Scott on Russell: 'You don't let a guy go out there and just almost embarrass himself'
Byron Scott has taken lots of heat this year for the way he's handled his young players, specifically D'Angelo Russell.
The Lakers coach has jerked the rookie and former No. 2-overall pick around between different lineups, sat him on and off during crunch-time scenarios and spewed some questionable quotes about him after games. During Friday night's loss to the Clippers, the broadcast of L.A.'s less popular team got in a couple of comments about Scott's coaching style.
Here's what the group had to say, transcription via the O.C. Register:
“I really wish Byron Scott would just give D’Angelo Russell the keys and say, ‘Go for it, man,’” said MacLean, who also works as a private player development coach and worked with Russell before June’s draft.
Lawler agreed with MacLean, saying, “I cannot understand any reason not to. … What’s going to happen, you lose?”
“That’s what they want!” said Smith, alluding to the Lakers enhanced odds of keeping a lottery pick if they finish with one of the league’s worst records.
Scott, apparently, did not appreciate those comments, and fought back against them Monday, getting a not-so-subtle jab in on Maclean in the process.

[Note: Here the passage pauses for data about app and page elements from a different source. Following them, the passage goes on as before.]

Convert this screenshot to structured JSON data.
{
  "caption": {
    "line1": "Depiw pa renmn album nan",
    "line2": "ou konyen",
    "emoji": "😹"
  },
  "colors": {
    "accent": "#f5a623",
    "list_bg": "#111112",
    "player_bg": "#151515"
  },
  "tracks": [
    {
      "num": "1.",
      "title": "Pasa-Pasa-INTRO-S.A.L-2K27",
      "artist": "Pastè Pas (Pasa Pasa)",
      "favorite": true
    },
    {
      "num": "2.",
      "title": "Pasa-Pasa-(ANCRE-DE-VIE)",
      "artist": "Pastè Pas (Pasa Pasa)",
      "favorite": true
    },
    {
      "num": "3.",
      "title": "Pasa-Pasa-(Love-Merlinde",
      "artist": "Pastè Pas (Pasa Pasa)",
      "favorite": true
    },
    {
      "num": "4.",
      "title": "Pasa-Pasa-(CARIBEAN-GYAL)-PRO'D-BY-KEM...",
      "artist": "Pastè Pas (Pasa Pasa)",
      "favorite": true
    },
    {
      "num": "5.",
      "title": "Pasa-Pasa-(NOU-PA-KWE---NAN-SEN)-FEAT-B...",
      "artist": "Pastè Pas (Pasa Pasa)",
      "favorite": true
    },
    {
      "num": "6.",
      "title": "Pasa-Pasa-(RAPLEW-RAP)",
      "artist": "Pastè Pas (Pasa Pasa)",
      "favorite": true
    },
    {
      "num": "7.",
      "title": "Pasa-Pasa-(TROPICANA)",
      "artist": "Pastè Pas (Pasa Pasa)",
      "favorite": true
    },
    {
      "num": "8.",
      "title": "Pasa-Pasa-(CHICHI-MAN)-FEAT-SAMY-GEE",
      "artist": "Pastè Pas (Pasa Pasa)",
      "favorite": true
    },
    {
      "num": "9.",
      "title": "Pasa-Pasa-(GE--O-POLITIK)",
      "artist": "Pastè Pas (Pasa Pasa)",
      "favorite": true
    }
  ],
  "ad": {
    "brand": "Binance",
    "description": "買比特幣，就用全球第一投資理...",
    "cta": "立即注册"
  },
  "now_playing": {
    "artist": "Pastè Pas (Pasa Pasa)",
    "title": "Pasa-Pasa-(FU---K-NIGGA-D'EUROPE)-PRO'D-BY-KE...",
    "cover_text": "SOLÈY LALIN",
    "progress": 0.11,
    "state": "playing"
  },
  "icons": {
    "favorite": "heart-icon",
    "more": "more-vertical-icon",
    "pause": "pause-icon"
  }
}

Scott responds to criticism from Don MacLean and others who have questioned his handling of rookie D'Angelo Russell pic.twitter.com/NkceFEk37i— Bill Oram (@billoram) February 1, 2016

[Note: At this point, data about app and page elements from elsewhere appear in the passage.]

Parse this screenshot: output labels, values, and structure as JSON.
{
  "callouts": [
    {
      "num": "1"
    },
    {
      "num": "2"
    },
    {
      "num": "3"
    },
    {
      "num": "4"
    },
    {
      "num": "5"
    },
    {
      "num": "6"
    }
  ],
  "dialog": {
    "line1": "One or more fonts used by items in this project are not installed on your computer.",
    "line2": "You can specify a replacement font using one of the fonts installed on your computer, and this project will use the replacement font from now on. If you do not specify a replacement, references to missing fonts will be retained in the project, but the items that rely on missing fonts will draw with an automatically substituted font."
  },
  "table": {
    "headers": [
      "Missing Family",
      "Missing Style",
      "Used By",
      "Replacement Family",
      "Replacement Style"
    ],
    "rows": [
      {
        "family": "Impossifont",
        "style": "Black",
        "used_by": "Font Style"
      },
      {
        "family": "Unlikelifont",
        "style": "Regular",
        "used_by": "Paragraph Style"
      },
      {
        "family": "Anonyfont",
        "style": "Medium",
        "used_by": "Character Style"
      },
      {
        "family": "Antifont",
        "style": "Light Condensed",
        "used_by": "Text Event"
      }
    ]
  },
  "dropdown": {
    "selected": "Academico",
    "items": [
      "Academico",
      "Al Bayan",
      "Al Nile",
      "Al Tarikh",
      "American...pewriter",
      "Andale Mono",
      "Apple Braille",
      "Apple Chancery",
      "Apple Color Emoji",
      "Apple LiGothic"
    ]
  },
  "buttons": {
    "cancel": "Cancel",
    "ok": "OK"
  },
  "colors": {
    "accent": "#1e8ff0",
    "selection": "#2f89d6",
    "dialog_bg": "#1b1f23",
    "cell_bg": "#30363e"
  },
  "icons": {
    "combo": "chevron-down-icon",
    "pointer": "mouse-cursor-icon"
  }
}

Maclean was a college standout at UCLA in the late 1980s into the early '90s, overlapping with the time Scott spent as a player on the Lakers.
Scott has sat Russell for the fourth quarter during seven of the 48 games he's played this season, though some of the numbers actually conflict with the narrative, like the fact that Russell, whether because of or against Scott's wishes, is actually shooting far more often in the fourth quarter than he is during any other period.

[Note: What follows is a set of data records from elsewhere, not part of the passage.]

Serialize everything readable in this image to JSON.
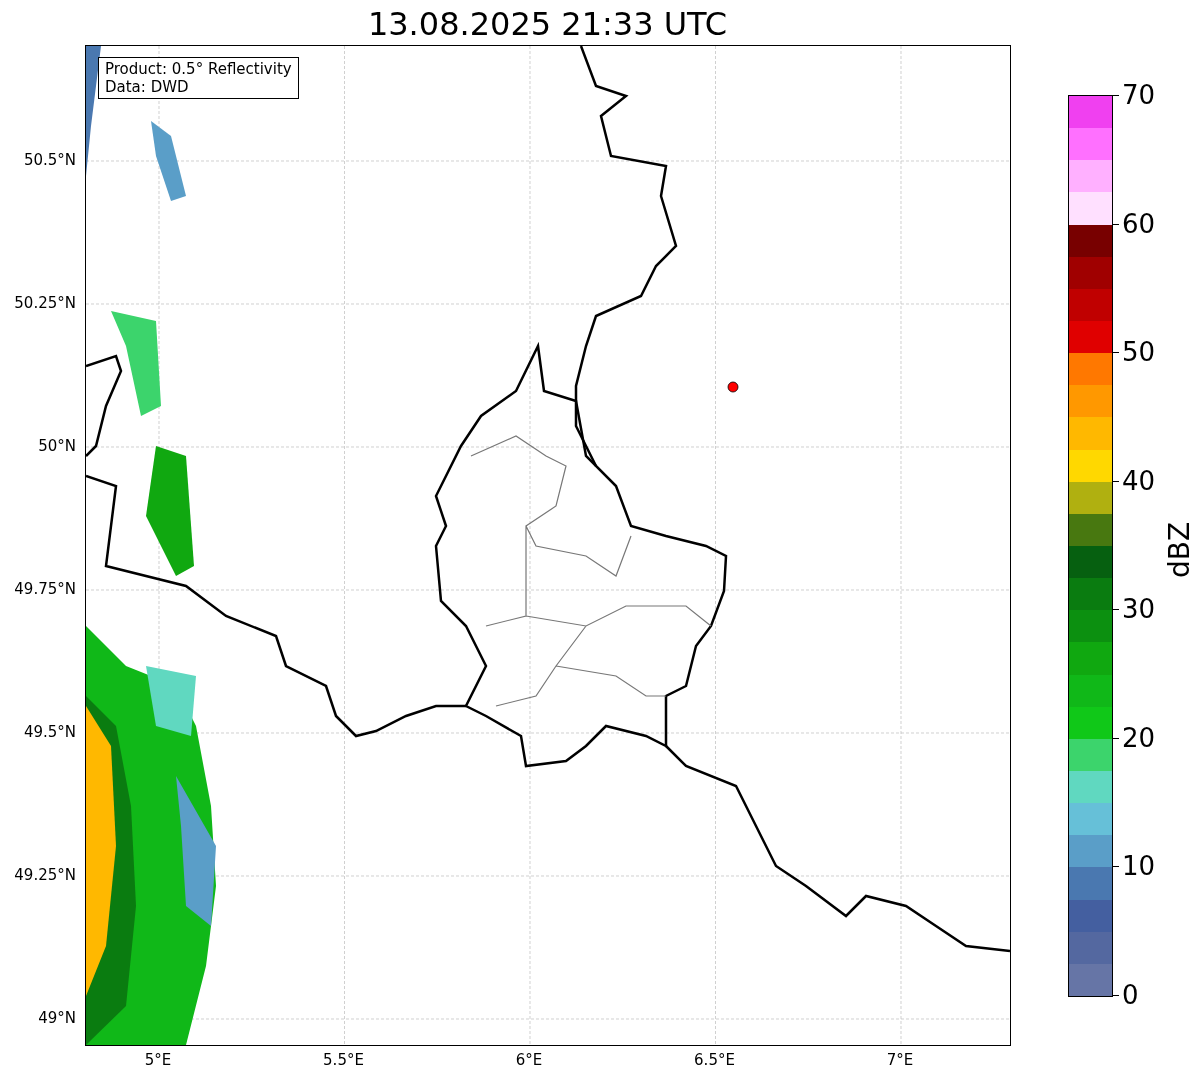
{
  "title": "13.08.2025 21:33 UTC",
  "map": {
    "info_box": [
      "Product: 0.5° Reflectivity",
      "Data: DWD"
    ],
    "lat_labels": [
      "50.5°N",
      "50.25°N",
      "50°N",
      "49.75°N",
      "49.5°N",
      "49.25°N",
      "49°N"
    ],
    "lon_labels": [
      "5°E",
      "5.5°E",
      "6°E",
      "6.5°E",
      "7°E"
    ]
  },
  "colorbar": {
    "label": "dBZ",
    "ticks": [
      "70",
      "60",
      "50",
      "40",
      "30",
      "20",
      "10",
      "0"
    ],
    "bands": [
      {
        "color": "#6675a6"
      },
      {
        "color": "#5468a0"
      },
      {
        "color": "#445fa0"
      },
      {
        "color": "#4a78b0"
      },
      {
        "color": "#5a9ec8"
      },
      {
        "color": "#66c0d8"
      },
      {
        "color": "#60d8c0"
      },
      {
        "color": "#3cd46c"
      },
      {
        "color": "#10c818"
      },
      {
        "color": "#10b818"
      },
      {
        "color": "#10a810"
      },
      {
        "color": "#0c9010"
      },
      {
        "color": "#0a7c10"
      },
      {
        "color": "#066010"
      },
      {
        "color": "#487810"
      },
      {
        "color": "#b0b010"
      },
      {
        "color": "#ffd800"
      },
      {
        "color": "#ffb800"
      },
      {
        "color": "#ff9800"
      },
      {
        "color": "#ff7800"
      },
      {
        "color": "#e00000"
      },
      {
        "color": "#c00000"
      },
      {
        "color": "#a00000"
      },
      {
        "color": "#780000"
      },
      {
        "color": "#ffe0ff"
      },
      {
        "color": "#ffb0ff"
      },
      {
        "color": "#ff70ff"
      },
      {
        "color": "#f040f0"
      }
    ]
  }
}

After starting him for the first month-and-a-half of the season, Scott moved Russell to the bench, where he's been ever since, in mid-December. Though many saw the change as another way the Lakers coach was stifling the prospect he was supposed to be developing, one could also easily argue he was using it as a way to keep Russell away from Kobe Bryant's ball-dominant habits inside the first unit.